  • A puppy should have its first vaccination at 8 weeks of age and a kitten at 9 weeks of age. When a puppy/kitten is born they have certain levels of antibodies in their systems which has been passed through to them by their mothers milk.

    At 8/9 weeks of age the levels of antibodies starts to decline which is why animals have a vaccination here to boost them back up. They will then need another vaccination at 12 weeks of age.
     

  • This depends on which product you use. We have flea spot on treatments for dogs and cats that can be applied monthly or tablets (for dogs only) that last for three months.

    Worming tablets can be given every three months for adult dogs and cats. If your cat or dog is particularly good at hunting you can worm them monthly. We recommend that you regularly treat your pets to prevent the infestation of fleas and ticks.

  • We can neuter cats from five months old. We always recommend that the vet checks them over first if they have not seen the cat before. This is to ensure that they are fit and healthy.
     
    Male dogs can be neutered from six months of age depending on their size and breed. Nowadays, we prefer to assess each male dog individually to decide when is the most appropriate time to consider neutering.  Please discuss this with one of our vets to assess what is best for your dog.

    Female dogs can be neutered at six months of age before they come in to season for the first time or three months after they have had a season.
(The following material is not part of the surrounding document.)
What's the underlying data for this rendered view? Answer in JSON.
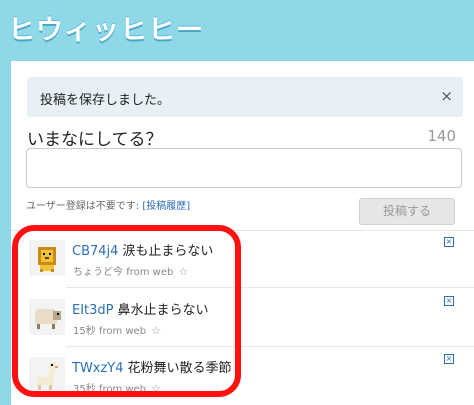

Again, please discuss this with one of our vets to assess what is best for your bitch.

  • Neutering is performed under a general anaestethic. This means that they are unconscious and cannot feel any pain. Drugs are used to induce anaesthesia and provide pain relief. Very rarely an individual can react in an abnormal way to a medication given. To reduce this risk we offer a pre-anaesthetic blood test to check your pet’s health and we provide a fluid drip to help your pet cope with the anaesthetic.

  • When you book in for your pet to be neutered the staff will run you through the process and answer any questions you may have.

    We ask that you don’t feed your pet from 10pm the night before the operation. This is to ensure that they have an empty stomach to avoid them vomiting under the anaesthetic. You can leave their water down over night but take it away from them when you get up in the morning.

    When you come into the vets and check in, the nurse will call you in to admit your pet. They will run through the operation and answer any questions you may have. They will ask if your pet is on any medication and when they last ate. The nurse will then take your pet through to the dog/cat wards where they will settle them in and make sure that they are comfortable. When the vet is ready to start operating they will give the animal a general anaesthetic to make them go to sleep so they are unconscious. The vet will then start operating while the vet nurse monitors their breathing and heart rate.

    Once the operation is complete they will take them back to the ward to recover from the anaesthetic. After they wake up the vet or nurse will call you to let you know how everything went and what time you can come and collect them.

  • This is a free nurse appointment to monitor your pet’s recovery and to check that they are back to their normal self.

  • Neutering is the surgical and irreversible removal of the reproductive organs. For a female this is called a spay and for a male this is called a castration.
    A spay is an ovariohysterectomy (removing both the ovaries and the uterus) and a castration is removing the testicles.

  • The main reason for neutering is to prevent breeding. Neutering can reduce the likelihood of some types of cancer (e.g. mammary tumours) or infection (e.g. pyometra). It can also help control some unwanted sexual behaviours. If you are unsure about whether to neuter your pets please ask to speak to a vet for advice. We are are here to help.

  • Neutering is considered a routine and safe procedure. The risks are small but do include- wound infection, wound breakdown or haemorrhage. We reduce this risk by performing all our operations in a sterile environment and monitor your pet during the operation and when they wake up.